Howard isn’t a very likable character to say the least. Most of the time in his narration he is full of nasty little asides about various people in his life. Some of his zingers are dang funny but you realize that there is a kind of nastiness to him that he might just get off on demeaning others. One quickly comes to the realization that the problem in Howard’s marriage…is Howard. The man himself takes much longer to come to that conclusion than the audience does.

This is an interesting character study but the movie isn’t really an essential one. With a performance as mesmerizing as Cranston’s is here one has to recommend it on that basis alone but frankly this won’t be one of the more stellar indie films this year in terms of quality. It’s solid though and definitely worth seeing if you can manage it but if you can’t it’s not a great loss either. Still, the central theme of going out of ourselves to get to truly know ourselves is well-handled and there is quality here. Definitely keep an eye out for it and check it out if you can.

REASONS TO GO: This is Cranston’s show and he makes the most of it. There’s a Dostoyevsky-like vibe to the film. It’s an interesting character study.
REASONS TO STAY: The film is a little bit on the mean-spirited side. It’s interesting but not essential.
FAMILY VALUES: There is some sexuality as well as profanity.
TRIVIAL PURSUIT: The film is based on the E.L. Doctorow short story of the same name that appeared in the January 14, 2008 issue of The New Yorker which was in turn based on the Nathaniel Hawthorne story of the same name published in 1835.
BEYOND THE THEATERS: Amazon, Google Play, iTunes, Vudu, YouTube
CRITICAL MASS: As of 8/15/17: Rotten Tomatoes: 75% positive reviews.

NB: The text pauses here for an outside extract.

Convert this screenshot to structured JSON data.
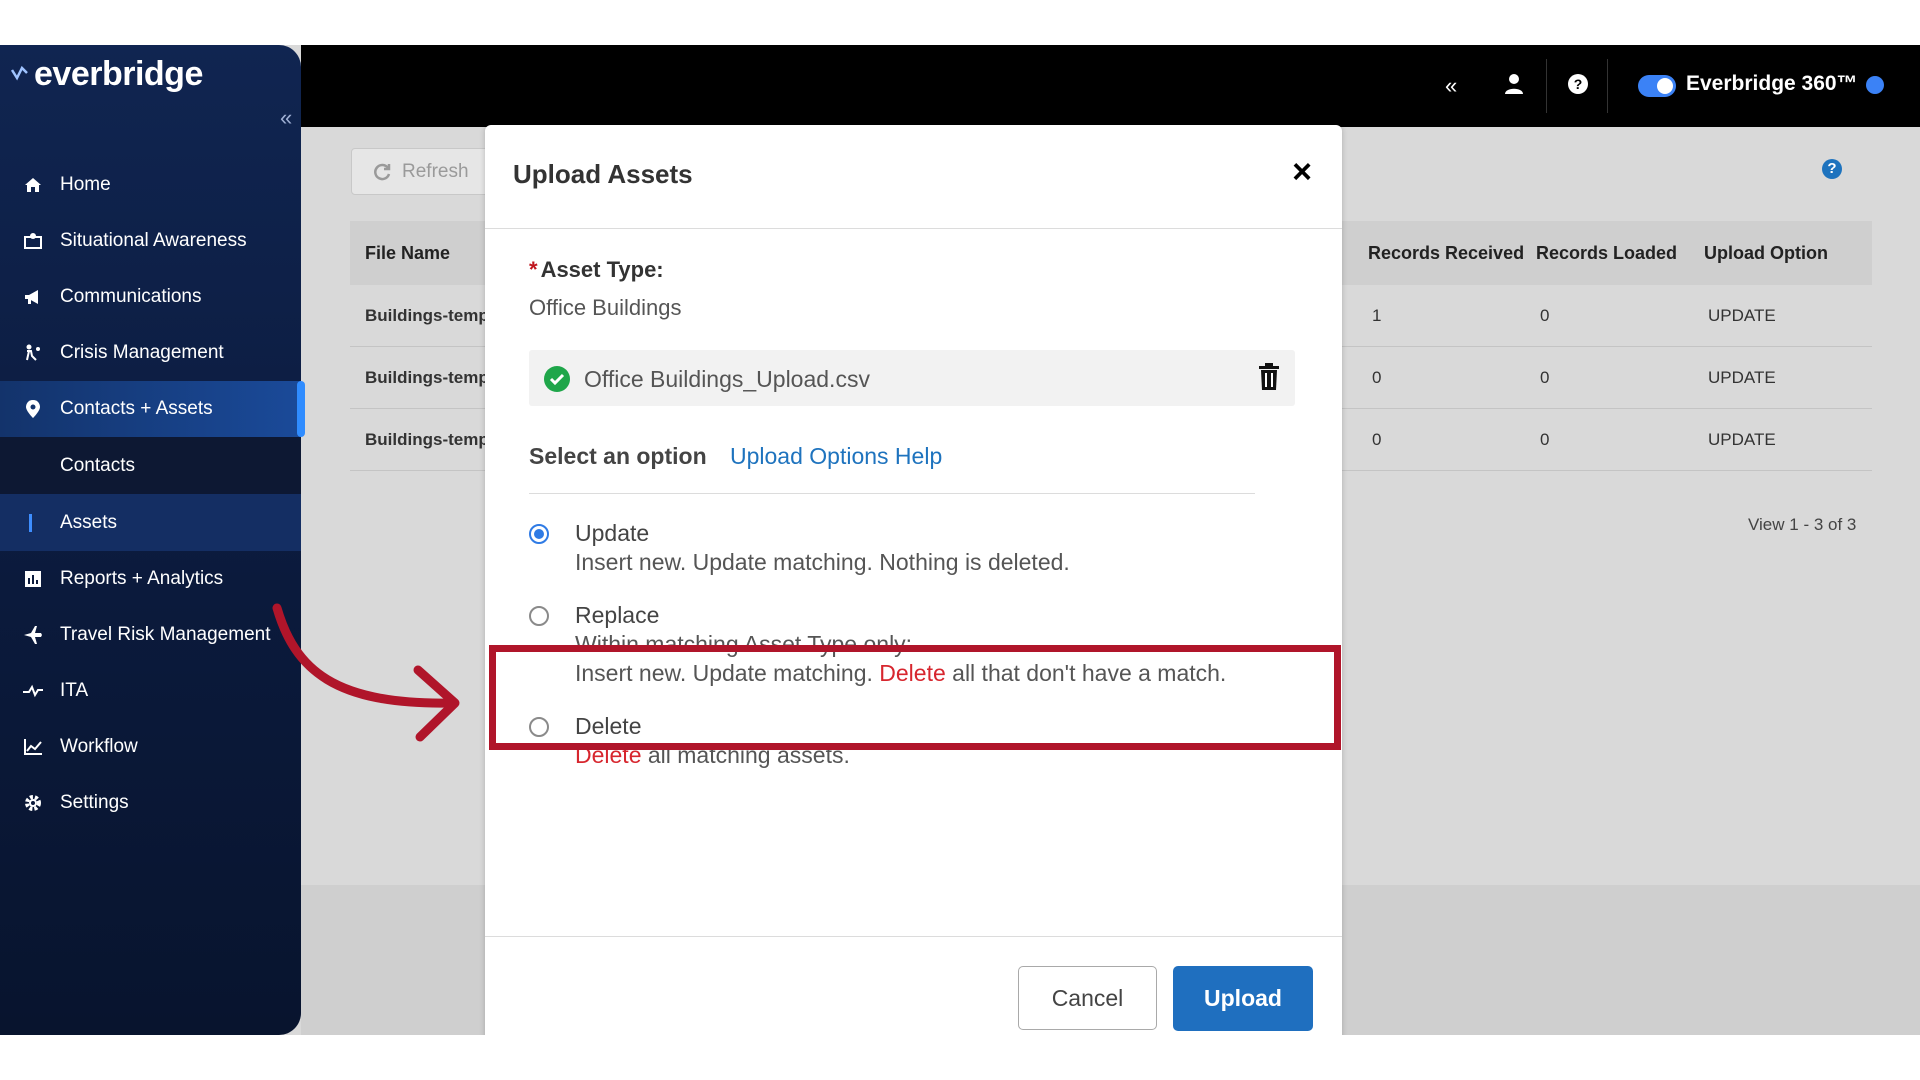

Metacritic: 62/100.
COMPARISON SHOPPING: Ghost Dad
FINAL RATING: 7.5/10
NEXT: Alien: Covenant